Brief:
Below are some records. Set each one down exactly as it reads.

--*--

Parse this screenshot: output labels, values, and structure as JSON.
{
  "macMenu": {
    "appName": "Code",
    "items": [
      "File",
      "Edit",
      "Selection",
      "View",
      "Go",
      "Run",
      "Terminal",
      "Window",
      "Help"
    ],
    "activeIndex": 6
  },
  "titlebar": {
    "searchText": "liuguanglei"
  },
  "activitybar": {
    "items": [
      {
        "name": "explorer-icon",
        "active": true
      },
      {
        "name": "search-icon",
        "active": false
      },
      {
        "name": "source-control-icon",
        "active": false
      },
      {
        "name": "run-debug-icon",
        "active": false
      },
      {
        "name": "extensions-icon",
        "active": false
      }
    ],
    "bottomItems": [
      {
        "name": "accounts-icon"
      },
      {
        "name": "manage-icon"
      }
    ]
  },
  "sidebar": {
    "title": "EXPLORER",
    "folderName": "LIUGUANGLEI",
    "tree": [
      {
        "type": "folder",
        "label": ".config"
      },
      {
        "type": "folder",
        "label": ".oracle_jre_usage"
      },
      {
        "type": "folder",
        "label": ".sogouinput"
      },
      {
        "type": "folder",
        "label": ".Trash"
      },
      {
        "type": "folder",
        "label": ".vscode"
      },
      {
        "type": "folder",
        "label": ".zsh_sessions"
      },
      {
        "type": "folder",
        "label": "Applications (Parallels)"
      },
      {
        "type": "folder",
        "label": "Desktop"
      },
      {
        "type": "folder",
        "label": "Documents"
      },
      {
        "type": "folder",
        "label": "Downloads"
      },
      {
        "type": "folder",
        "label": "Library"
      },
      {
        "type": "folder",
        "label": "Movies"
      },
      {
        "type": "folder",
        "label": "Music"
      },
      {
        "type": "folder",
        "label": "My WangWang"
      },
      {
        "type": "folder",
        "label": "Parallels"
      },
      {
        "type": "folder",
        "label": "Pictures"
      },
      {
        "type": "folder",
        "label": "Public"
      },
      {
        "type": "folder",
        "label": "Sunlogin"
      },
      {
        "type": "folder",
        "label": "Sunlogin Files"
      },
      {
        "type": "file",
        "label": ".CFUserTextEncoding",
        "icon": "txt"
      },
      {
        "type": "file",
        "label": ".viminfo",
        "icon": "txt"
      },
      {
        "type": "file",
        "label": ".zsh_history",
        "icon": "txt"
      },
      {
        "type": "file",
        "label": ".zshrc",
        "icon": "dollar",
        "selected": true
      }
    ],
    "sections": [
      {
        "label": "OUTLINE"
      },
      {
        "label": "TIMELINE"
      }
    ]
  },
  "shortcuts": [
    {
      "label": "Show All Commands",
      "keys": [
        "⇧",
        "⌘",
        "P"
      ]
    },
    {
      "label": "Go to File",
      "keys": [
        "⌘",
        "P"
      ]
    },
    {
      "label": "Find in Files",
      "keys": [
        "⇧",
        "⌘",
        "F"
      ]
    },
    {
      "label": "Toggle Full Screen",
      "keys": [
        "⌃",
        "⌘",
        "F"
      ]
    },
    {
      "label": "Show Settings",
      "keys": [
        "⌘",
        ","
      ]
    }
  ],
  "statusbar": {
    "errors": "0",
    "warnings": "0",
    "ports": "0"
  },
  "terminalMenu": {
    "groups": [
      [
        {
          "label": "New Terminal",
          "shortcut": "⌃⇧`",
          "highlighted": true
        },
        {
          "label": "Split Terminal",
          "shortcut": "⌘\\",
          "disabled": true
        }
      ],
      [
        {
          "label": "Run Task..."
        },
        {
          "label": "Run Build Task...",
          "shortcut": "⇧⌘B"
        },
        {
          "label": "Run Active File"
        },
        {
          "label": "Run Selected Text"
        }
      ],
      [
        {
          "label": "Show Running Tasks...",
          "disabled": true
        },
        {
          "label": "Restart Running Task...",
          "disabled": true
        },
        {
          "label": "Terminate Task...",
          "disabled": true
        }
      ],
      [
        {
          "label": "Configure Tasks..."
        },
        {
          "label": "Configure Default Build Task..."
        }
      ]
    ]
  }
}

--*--

Answer area:
Parse this screenshot: output labels, values, and structure as JSON.
{
  "macMenu": {
    "appName": "Code",
    "items": [
      "File",
      "Edit",
      "Selection",
      "View",
      "Go",
      "Run",
      "Terminal",
      "Window",
      "Help"
    ],
    "activeIndex": 6
  },
  "titlebar": {
    "searchText": "liuguanglei"
  },
  "activitybar": {
    "items": [
      {
        "name": "explorer-icon",
        "active": true
      },
      {
        "name": "search-icon",
        "active": false
      },
      {
        "name": "source-control-icon",
        "active": false
      },
      {
        "name": "run-debug-icon",
        "active": false
      },
      {
        "name": "extensions-icon",
        "active": false
      }
    ],
    "bottomItems": [
      {
        "name": "accounts-icon"
      },
      {
        "name": "manage-icon"
      }
    ]
  },
  "sidebar": {
    "title": "EXPLORER",
    "folderName": "LIUGUANGLEI",
    "tree": [
      {
        "type": "folder",
        "label": ".config"
      },
      {
        "type": "folder",
        "label": ".oracle_jre_usage"
      },
      {
        "type": "folder",
        "label": ".sogouinput"
      },
      {
        "type": "folder",
        "label": ".Trash"
      },
      {
        "type": "folder",
        "label": ".vscode"
      },
      {
        "type": "folder",
        "label": ".zsh_sessions"
      },
      {
        "type": "folder",
        "label": "Applications (Parallels)"
      },
      {
        "type": "folder",
        "label": "Desktop"
      },
      {
        "type": "folder",
        "label": "Documents"
      },
      {
        "type": "folder",
        "label": "Downloads"
      },
      {
        "type": "folder",
        "label": "Library"
      },
      {
        "type": "folder",
        "label": "Movies"
      },
      {
        "type": "folder",
        "label": "Music"
      },
      {
        "type": "folder",
        "label": "My WangWang"
      },
      {
        "type": "folder",
        "label": "Parallels"
      },
      {
        "type": "folder",
        "label": "Pictures"
      },
      {
        "type": "folder",
        "label": "Public"
      },
      {
        "type": "folder",
        "label": "Sunlogin"
      },
      {
        "type": "folder",
        "label": "Sunlogin Files"
      },
      {
        "type": "file",
        "label": ".CFUserTextEncoding",
        "icon": "txt"
      },
      {
        "type": "file",
        "label": ".viminfo",
        "icon": "txt"
      },
      {
        "type": "file",
        "label": ".zsh_history",
        "icon": "txt"
      },
      {
        "type": "file",
        "label": ".zshrc",
        "icon": "dollar",
        "selected": true
      }
    ],
    "sections": [
      {
        "label": "OUTLINE"
      },
      {
        "label": "TIMELINE"
      }
    ]
  },
  "shortcuts": [
    {
      "label": "Show All Commands",
      "keys": [
        "⇧",
        "⌘",
        "P"
      ]
    },
    {
      "label": "Go to File",
      "keys": [
        "⌘",
        "P"
      ]
    },
    {
      "label": "Find in Files",
      "keys": [
        "⇧",
        "⌘",
        "F"
      ]
    },
    {
      "label": "Toggle Full Screen",
      "keys": [
        "⌃",
        "⌘",
        "F"
      ]
    },
    {
      "label": "Show Settings",
      "keys": [
        "⌘",
        ","
      ]
    }
  ],
  "statusbar": {
    "errors": "0",
    "warnings": "0",
    "ports": "0"
  },
  "terminalMenu": {
    "groups": [
      [
        {
          "label": "New Terminal",
          "shortcut": "⌃⇧`",
          "highlighted": true
        },
        {
          "label": "Split Terminal",
          "shortcut": "⌘\\",
          "disabled": true
        }
      ],
      [
        {
          "label": "Run Task..."
        },
        {
          "label": "Run Build Task...",
          "shortcut": "⇧⌘B"
        },
        {
          "label": "Run Active File"
        },
        {
          "label": "Run Selected Text"
        }
      ],
      [
        {
          "label": "Show Running Tasks...",
          "disabled": true
        },
        {
          "label": "Restart Running Task...",
          "disabled": true
        },
        {
          "label": "Terminate Task...",
          "disabled": true
        }
      ],
      [
        {
          "label": "Configure Tasks..."
        },
        {
          "label": "Configure Default Build Task..."
        }
      ]
    ]
  }
}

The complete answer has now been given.